BATON ROUGE, La (BRPROUD) ––– The LSU Veterinarian School is releasing a bald eagle back into the wild three weeks after an 18-wheeler hit it.
Cases like this are not uncommon at the LSU Vet school. On average, they receive about 15 eagles and more than 1,200 other mammals, birds, and reptiles each year.
When this particular eagle came in, the team was surprised to see that she did not suffer much damage from the 18-wheeler, but there was evidence that she had been shot in the past.
Professor Mark Mitchell at the vet school said that wasn’t the only surprise they found, “for the first time ever, we took a radiograph, and it was a female with an egg in her.” He says the run-in with the truck likely caused just enough damage to prevent the egg from coming out, but the team was eventually successful in retrieving the egg.
Since bald eagles mate for life and typically have more than one egg at a time, they returned her near the location where she was found in Morgan City to reunite with her mate and potential babies.

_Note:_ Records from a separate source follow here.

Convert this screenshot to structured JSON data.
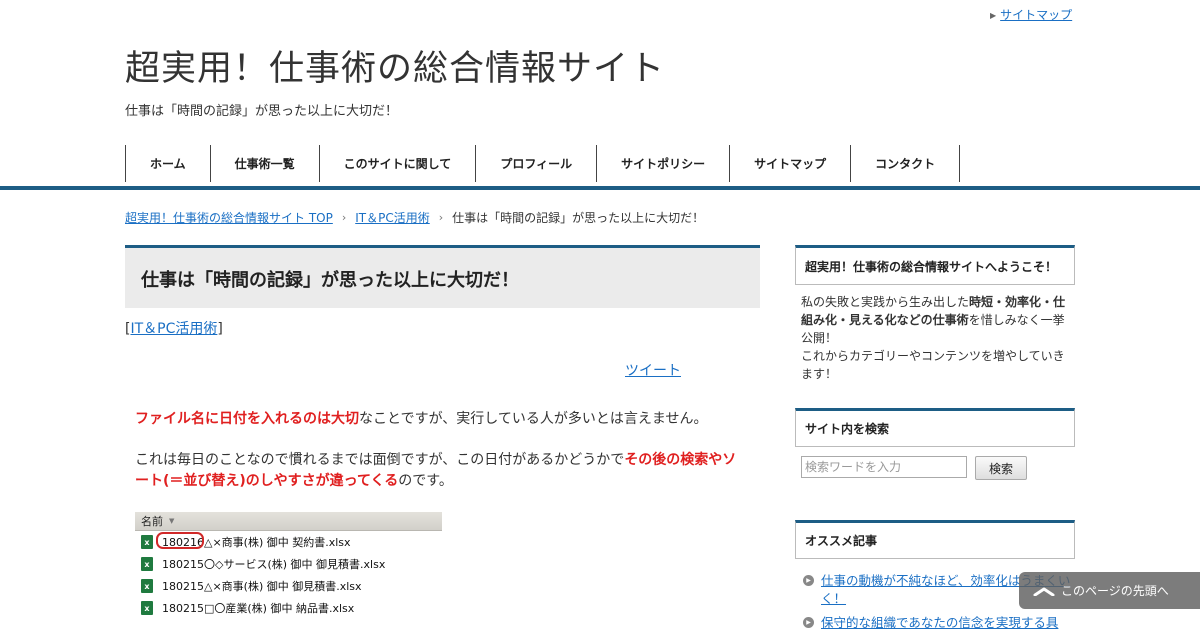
{
  "header": {
    "sitemap_link": "サイトマップ",
    "site_title": "超実用！仕事術の総合情報サイト",
    "site_description": "仕事は「時間の記録」が思った以上に大切だ！"
  },
  "nav": {
    "items": [
      "ホーム",
      "仕事術一覧",
      "このサイトに関して",
      "プロフィール",
      "サイトポリシー",
      "サイトマップ",
      "コンタクト"
    ]
  },
  "breadcrumb": {
    "home": "超実用！仕事術の総合情報サイト TOP",
    "category": "IT＆PC活用術",
    "current": "仕事は「時間の記録」が思った以上に大切だ！"
  },
  "article": {
    "title": "仕事は「時間の記録」が思った以上に大切だ！",
    "category_open": "[",
    "category_link": "IT＆PC活用術",
    "category_close": "]",
    "tweet_label": "ツイート",
    "para1_red": "ファイル名に日付を入れるのは大切",
    "para1_rest": "なことですが、実行している人が多いとは言えません。",
    "para2_start": "これは毎日のことなので慣れるまでは面倒ですが、この日付があるかどうかで",
    "para2_red": "その後の検索やソート(＝並び替え)のしやすさが違ってくる",
    "para2_end": "のです。"
  },
  "explorer": {
    "column_header": "名前",
    "files": [
      "180216△×商事(株) 御中 契約書.xlsx",
      "180215〇◇サービス(株) 御中 御見積書.xlsx",
      "180215△×商事(株) 御中 御見積書.xlsx",
      "180215□〇産業(株) 御中 納品書.xlsx"
    ]
  },
  "sidebar": {
    "welcome_title": "超実用！仕事術の総合情報サイトへようこそ！",
    "welcome_pre": "私の失敗と実践から生み出した",
    "welcome_bold": "時短・効率化・仕組み化・見える化などの仕事術",
    "welcome_post": "を惜しみなく一挙公開！",
    "welcome_line2": "これからカテゴリーやコンテンツを増やしていきます！",
    "search_title": "サイト内を検索",
    "search_placeholder": "検索ワードを入力",
    "search_button": "検索",
    "recommended_title": "オススメ記事",
    "recommended": [
      "仕事の動機が不純なほど、効率化はうまくいく！",
      "保守的な組織であなたの信念を実現する具"
    ]
  },
  "back_to_top": "このページの先頭へ",
  "colors": {
    "accent": "#1d5d85",
    "emphasis_red": "#e02020",
    "link": "#1a6fc4"
  }
}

While the vet school would like to track the eagle once it is back in the wild, the cost is far too much. If you are interested in supporting the vet school’s care for injured wildlife, you can call the vet school for more information (225) 578-9600 on how to donate.